Osteopathy is a relatively young profession, although its roots can be traced back through the bone-setting tradition. Ancient Egyptian and Asian cultures used manual interventions, and spinal adjustment is documented in the time of Hippocrates.
Osteopaths are continually practising and refining their skills. Their knowledge is passed on from one generation to the next via the teaching schools and in group practices.
Having been helped by an osteopath, patients go on to recommend the approach to others in need: this is the best kind of approval and referral, as it is entirely genuine (not contrived by those with a vested interest).
In spite of, or perhaps due to, the strength of tradition within the profession, there has been little activity to conduct large scale research into the efficacy of osteopathy.
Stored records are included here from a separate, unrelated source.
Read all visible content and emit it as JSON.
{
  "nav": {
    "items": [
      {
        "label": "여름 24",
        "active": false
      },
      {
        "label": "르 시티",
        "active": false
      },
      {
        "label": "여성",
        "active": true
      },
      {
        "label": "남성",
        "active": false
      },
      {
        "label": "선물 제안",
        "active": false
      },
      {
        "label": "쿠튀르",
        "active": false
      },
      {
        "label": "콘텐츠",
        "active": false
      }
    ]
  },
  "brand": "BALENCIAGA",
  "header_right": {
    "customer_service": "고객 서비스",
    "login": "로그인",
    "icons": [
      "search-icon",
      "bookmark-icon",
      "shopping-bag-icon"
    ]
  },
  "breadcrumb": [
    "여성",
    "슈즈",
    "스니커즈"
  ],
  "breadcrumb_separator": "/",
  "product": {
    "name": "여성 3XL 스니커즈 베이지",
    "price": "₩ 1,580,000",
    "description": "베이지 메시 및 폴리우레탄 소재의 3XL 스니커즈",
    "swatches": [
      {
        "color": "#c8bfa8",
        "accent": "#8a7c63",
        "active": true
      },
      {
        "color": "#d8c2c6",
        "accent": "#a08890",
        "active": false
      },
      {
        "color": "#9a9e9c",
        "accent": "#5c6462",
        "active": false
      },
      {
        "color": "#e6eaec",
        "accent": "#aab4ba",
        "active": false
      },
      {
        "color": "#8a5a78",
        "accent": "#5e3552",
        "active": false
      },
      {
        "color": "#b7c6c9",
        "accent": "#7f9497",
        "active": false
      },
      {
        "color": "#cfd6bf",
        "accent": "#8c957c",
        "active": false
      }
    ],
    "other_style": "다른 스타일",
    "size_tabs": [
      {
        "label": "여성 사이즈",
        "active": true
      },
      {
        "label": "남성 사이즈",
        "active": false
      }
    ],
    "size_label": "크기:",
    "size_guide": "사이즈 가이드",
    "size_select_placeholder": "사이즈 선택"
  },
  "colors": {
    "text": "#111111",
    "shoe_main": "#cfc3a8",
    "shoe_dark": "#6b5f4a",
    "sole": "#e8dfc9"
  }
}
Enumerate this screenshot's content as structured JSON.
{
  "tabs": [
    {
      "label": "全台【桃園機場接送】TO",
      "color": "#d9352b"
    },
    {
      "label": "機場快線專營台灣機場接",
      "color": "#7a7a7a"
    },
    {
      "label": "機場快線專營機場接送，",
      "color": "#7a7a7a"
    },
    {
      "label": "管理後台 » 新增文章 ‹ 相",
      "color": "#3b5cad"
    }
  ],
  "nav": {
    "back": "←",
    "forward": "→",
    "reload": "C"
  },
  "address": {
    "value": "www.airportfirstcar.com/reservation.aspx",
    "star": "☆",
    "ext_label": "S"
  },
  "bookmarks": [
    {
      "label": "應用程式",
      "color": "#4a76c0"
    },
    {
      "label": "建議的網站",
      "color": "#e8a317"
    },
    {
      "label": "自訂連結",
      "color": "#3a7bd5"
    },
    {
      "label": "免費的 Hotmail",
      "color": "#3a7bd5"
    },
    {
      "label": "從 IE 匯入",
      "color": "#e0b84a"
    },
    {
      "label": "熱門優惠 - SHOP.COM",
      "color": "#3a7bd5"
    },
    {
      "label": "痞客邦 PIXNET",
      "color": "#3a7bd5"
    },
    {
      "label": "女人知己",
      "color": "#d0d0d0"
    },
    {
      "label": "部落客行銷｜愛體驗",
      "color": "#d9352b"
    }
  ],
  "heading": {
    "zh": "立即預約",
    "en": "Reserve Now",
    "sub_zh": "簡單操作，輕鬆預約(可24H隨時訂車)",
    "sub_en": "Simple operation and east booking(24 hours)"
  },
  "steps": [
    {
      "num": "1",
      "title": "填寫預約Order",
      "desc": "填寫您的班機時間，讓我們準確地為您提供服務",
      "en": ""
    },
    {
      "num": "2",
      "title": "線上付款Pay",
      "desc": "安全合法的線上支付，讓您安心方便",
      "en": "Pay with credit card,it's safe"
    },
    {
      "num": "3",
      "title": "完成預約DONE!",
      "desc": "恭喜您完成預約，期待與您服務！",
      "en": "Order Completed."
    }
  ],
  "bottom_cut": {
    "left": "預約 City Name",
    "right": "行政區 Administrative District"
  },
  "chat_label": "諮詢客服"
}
Large scale trials are extremely costly, and with no ‘product’ to market at the end, funding for such ventures is hard to come by.
However one such study, the UK back pain exercise and manipulation trial (UKBEAM 2004) confirmed that patients receiving manipulation as well as exercise and advice did better, both short and long term, than those that did not. This trial included 1334 participants. Two smaller RCTs, in 2012 and 2013, concluded that osteopathic manipulative treatment was effective in reducing the symptoms of low back pain.
Another indicator of best practice are the NICE guidelines for osteoarthritis (Feb 2008). They recommend the use of manual therapy (manipulation and stretching), and strengthening exercises and advice, as part of the intervention package.
The National Council for Osteopathic Research (NCOR) is currently collating and undertaking research within the profession (www.ncor.org.uk) – click here for their latest evidence updates.